News & Articles / New Delhi / 18 May, 2017
Why Rich Aspiring Athletes stop playing Sport ?
India's Olympic record is the worst in the world in terms of medals per head. Is this because of India's sport system that thwarts our athletes from reaching their full potential? But it's quite ironic that at major sports events India is represented by the people who don't even have the access to most of sports resources. So why is India so bad at sport?

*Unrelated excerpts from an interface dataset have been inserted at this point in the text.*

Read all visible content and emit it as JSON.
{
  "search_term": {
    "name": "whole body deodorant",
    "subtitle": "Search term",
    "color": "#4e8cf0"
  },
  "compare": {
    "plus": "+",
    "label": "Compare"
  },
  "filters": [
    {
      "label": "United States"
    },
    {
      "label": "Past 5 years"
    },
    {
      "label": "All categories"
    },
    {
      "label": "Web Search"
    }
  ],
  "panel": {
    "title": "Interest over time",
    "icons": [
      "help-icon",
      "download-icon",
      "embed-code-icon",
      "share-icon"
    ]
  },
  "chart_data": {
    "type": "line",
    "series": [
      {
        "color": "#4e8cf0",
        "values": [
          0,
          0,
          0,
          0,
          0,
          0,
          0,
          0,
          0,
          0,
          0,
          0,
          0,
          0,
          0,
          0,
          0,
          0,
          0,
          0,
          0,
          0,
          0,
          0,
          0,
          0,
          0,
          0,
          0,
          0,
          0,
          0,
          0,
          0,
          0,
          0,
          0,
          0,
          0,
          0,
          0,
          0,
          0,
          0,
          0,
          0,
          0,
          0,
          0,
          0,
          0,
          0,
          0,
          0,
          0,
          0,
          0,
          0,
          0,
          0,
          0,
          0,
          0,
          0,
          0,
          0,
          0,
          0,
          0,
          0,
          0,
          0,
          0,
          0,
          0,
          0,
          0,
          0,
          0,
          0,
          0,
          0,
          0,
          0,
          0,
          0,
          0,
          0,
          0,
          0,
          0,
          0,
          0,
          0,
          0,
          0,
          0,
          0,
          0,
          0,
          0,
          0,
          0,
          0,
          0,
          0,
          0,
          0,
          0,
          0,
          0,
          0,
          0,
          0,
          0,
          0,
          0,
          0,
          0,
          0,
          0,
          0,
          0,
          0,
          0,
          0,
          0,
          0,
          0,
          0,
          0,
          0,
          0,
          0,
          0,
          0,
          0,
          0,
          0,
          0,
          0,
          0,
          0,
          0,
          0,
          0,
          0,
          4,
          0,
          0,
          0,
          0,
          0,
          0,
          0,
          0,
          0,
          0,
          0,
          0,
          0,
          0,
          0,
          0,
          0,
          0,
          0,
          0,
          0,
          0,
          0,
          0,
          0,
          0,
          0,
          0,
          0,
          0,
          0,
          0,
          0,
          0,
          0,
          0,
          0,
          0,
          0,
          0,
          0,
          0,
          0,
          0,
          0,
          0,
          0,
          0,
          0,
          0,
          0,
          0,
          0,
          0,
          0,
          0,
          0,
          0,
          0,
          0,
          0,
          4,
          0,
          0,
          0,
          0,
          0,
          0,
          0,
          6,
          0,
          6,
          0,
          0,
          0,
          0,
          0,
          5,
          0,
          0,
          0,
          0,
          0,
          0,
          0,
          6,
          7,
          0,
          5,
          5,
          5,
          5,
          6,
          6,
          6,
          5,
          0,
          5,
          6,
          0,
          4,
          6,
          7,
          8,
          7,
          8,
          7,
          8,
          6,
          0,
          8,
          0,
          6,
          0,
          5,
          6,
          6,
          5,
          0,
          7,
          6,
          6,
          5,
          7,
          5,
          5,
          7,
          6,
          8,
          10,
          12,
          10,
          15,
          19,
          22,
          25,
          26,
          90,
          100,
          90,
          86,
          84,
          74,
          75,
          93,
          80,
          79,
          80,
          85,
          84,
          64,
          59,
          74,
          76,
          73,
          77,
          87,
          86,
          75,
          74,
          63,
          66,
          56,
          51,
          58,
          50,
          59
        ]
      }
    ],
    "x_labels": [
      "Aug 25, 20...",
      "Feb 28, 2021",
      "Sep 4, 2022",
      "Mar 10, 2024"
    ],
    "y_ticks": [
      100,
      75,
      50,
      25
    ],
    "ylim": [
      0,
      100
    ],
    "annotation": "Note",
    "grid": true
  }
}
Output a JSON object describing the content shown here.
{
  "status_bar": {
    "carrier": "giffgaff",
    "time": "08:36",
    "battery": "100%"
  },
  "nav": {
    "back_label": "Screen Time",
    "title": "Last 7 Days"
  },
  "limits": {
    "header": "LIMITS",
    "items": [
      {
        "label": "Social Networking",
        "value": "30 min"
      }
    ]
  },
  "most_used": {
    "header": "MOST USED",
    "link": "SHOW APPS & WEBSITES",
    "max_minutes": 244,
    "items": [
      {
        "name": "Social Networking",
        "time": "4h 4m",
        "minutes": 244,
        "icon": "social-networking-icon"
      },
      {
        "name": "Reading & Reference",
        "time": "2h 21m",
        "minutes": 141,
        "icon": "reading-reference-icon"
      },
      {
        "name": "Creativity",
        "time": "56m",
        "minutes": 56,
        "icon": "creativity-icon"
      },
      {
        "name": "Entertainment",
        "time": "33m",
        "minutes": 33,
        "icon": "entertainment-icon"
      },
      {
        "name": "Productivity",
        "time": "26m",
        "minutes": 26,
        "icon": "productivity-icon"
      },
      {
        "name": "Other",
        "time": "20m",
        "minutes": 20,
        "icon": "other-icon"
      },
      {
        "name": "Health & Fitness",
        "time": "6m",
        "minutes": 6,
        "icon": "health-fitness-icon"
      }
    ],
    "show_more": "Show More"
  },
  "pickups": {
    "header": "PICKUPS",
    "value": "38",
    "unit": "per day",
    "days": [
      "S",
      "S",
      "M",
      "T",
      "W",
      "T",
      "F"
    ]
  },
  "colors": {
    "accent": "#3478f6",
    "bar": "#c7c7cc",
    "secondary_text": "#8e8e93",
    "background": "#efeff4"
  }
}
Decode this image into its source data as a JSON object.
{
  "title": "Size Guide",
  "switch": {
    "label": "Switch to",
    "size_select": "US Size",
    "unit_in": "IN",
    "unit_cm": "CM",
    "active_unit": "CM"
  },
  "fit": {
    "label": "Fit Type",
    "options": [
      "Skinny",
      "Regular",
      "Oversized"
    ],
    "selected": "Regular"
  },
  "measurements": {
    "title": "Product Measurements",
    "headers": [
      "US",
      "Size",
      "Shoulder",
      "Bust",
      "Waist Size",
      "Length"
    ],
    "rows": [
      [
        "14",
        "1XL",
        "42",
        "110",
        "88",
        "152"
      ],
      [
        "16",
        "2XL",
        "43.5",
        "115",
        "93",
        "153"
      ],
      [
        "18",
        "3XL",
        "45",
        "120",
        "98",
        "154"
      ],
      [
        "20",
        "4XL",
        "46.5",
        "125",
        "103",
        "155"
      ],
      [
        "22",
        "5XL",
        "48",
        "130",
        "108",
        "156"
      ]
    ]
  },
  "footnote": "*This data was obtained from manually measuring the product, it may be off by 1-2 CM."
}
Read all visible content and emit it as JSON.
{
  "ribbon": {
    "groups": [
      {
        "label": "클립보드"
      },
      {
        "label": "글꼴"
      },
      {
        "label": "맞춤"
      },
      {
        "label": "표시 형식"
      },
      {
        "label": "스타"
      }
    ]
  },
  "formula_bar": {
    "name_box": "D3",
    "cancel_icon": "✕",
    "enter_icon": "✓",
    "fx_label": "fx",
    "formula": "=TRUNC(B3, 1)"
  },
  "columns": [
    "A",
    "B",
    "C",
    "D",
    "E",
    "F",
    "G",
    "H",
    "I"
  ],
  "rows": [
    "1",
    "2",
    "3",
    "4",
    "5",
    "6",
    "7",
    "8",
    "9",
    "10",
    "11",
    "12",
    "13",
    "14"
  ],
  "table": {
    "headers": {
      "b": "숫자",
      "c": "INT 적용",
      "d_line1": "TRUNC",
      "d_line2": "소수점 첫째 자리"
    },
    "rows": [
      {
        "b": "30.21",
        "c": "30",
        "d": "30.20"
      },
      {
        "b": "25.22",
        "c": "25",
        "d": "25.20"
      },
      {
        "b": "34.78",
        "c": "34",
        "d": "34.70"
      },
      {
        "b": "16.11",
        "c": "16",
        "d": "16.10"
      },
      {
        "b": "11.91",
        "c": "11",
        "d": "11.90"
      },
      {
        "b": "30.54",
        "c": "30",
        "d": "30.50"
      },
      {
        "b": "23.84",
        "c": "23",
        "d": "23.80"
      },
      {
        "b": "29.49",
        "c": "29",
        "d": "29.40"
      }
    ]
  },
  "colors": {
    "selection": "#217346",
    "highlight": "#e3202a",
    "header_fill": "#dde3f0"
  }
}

We talk about athletes facing problems due to lack of sponsorship or apathy of the government or federations. Have you observed that most of our athletes who make the part of an Olympic contingent are generally from lower or lower middle class background? While, I have nothing against these people but one question which needed to be answered is ‘Why India is represented by people from the strata of the society which barely have access to good sports facilities, top class equipments, nutritional food and other important things required to be an elite athlete. The obvious reason might be ‘sports talent’. However, I do not believe that India’s rich and affluent and strong middle have paucity of talent. Even sports which are historically associated with rich and affluent (Tennis & golf) find very little representation of the elite in International competition. (Most of the golf players are former caddies). For the sake of argument, let's look at few pointers. Most of the elite sports facilities are used by them, in fact they they use facilities in other countries when they travel abroad.They buy the best sports equipments. They are the most fittest people in India. Their eating habits are becoming nutrition friendly. If we look at all the private schools (where most of affluent kids study) in India, then we find that majority of them have decent sports infrastructure. In fact, many of them have infra which rival the world’s best. So, still we get so few people in elite sports from this strata. One can say the reason may be politics in sports but we are not dealing with politics today. We want the actual reason. The reason which I believe is the biggest deterrent is the lack of clear cut path towards becoming an elite athlete. Not a single sport (not even cricket) in India have a clear cut system in place for career development. Let me take an analogy here to explain this. One day your child decides that he want to become an engineer. You what you and your child need to do to reach that goal. There is a linear pathway which says after 10th you take PCM (Physics, Chemistry Maths) as your primary subject. Then after 12th you appear for Engineering entrance examinations. If you do well in the examinations then you may get to the IITs or the NITs. If not then still you can become an engineer by enrolling into one of the many private colleges (many of them are good). So, you have a clear cut career path. However, same cannot be said for the sports system in India. Let’s take a look at how the Career development of young athlete work in the US or Europe. In the US they have proper school leagues for most of the popular sports. The school participating in this league can become state and national champions. The colleges pick the talented athletes from these leagues. Athlete can also decide which college to go. However, the caveat is that an athlete should pass the high school. Then at the college level there is an organisation called NCAA which organises all the sports leagues at this level. The best athletes from these leagues are pricked up by the professional leagues like NHL, NFL, MLB, NBA etc. Again the caveat would be that the athlete should finish his college. So, a 10 year old who aspire to be a professional athlete knows what path to take to have the best shot at becoming a professional athlete. Now, it is not at all same in India.There are many entities which are managing and organising sports in India. There are education boards like CBSE, ICSE and state boards . Then there is an organisation called School Games Federation of India. Then there are Sports Authority of India and State Government’s Sports departments. Then there are National sports Federations and their affiliated associations. Phew!. All of them trying really hard to improve the quality of Indian sport at Grass root level (pun intended). Still we lack in quality and quantity of players reaching at the elite level.The problem is that while athlete can excel in any of the leagues and tournaments organised by these entities, the only entity which can take himher to the elite level is the federation (As per the olympic charter. Even government with best of intentions can’t do anything about it). So, the athletes who are part of Federation’s grassroot programme have any realistic chance of going anywhere (as Federations do not work in tandem with other entities. How typically Indian.) and they might not be the most talented or the most eligible. This means that effort of other entities does not have any impact on the final outcome and this leads to the good athletes from affluent background stop playing sports as soon as they graduate from school. Further, they have option of alternative career which their counterpart from lower class may not have. Now, what is the solution. By now you would have also understood that we need a simple and linear career path for young athletes. Let’s look at ideal scenario. We have two entities who organises leagues for various sports at school level and college level respectively. These government organisations and federations should play a role of enablers at these levels. After college the students are picked up by federations for International competitions. This kind of a system solve two problems. One, we get quantity and quality in terms of athletes. Two, athletes graduates from universities and colleges. This might help them in future to have an alternative career if their professional career does not take off. Further, if we have competitive sports ecosystem like this then not only we’ll see more individuals taking up sport from different stratas of the society but also we will have more private investments in core sports and related activities. So, it is best we reduce our dependency on the flawed ‘Talent Hunt’ model to attract talented athletes and follow a model similar to what is described above.